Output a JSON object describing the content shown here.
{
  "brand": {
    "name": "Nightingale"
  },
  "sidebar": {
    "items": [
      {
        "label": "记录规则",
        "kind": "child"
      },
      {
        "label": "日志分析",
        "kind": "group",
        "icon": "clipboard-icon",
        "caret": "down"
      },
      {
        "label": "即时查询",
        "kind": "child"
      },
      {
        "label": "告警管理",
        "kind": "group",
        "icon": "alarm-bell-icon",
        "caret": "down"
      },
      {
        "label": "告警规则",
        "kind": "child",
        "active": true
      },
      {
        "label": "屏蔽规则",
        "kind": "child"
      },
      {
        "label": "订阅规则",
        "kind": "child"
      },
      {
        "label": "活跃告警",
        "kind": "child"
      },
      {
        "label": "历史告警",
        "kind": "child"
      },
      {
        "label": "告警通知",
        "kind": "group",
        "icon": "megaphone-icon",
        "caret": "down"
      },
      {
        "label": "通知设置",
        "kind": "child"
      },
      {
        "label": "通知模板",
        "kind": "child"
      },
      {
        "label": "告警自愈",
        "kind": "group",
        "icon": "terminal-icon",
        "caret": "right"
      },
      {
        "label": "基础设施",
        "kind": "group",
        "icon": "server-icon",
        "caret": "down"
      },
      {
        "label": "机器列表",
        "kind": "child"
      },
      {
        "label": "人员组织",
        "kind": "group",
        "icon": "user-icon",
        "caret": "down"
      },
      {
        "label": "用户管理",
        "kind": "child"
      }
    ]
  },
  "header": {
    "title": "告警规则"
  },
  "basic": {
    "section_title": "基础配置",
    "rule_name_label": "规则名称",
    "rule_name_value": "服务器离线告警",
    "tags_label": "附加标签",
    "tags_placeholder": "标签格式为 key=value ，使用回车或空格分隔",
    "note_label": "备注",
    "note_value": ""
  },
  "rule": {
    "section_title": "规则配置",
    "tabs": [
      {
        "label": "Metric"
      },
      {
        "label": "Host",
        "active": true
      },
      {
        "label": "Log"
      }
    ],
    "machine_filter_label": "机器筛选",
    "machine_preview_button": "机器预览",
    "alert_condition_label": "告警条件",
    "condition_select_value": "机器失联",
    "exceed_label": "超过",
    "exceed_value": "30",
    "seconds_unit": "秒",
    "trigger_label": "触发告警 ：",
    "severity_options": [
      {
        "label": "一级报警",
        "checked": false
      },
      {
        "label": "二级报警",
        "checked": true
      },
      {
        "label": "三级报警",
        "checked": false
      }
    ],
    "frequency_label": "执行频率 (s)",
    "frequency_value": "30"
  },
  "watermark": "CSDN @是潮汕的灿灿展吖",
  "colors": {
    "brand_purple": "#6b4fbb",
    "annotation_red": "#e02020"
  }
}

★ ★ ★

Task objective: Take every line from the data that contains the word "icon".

Answer to the problem:
        "icon": "clipboard-icon",
        "icon": "alarm-bell-icon",
        "icon": "megaphone-icon",
        "icon": "terminal-icon",
        "icon": "server-icon",
        "icon": "user-icon",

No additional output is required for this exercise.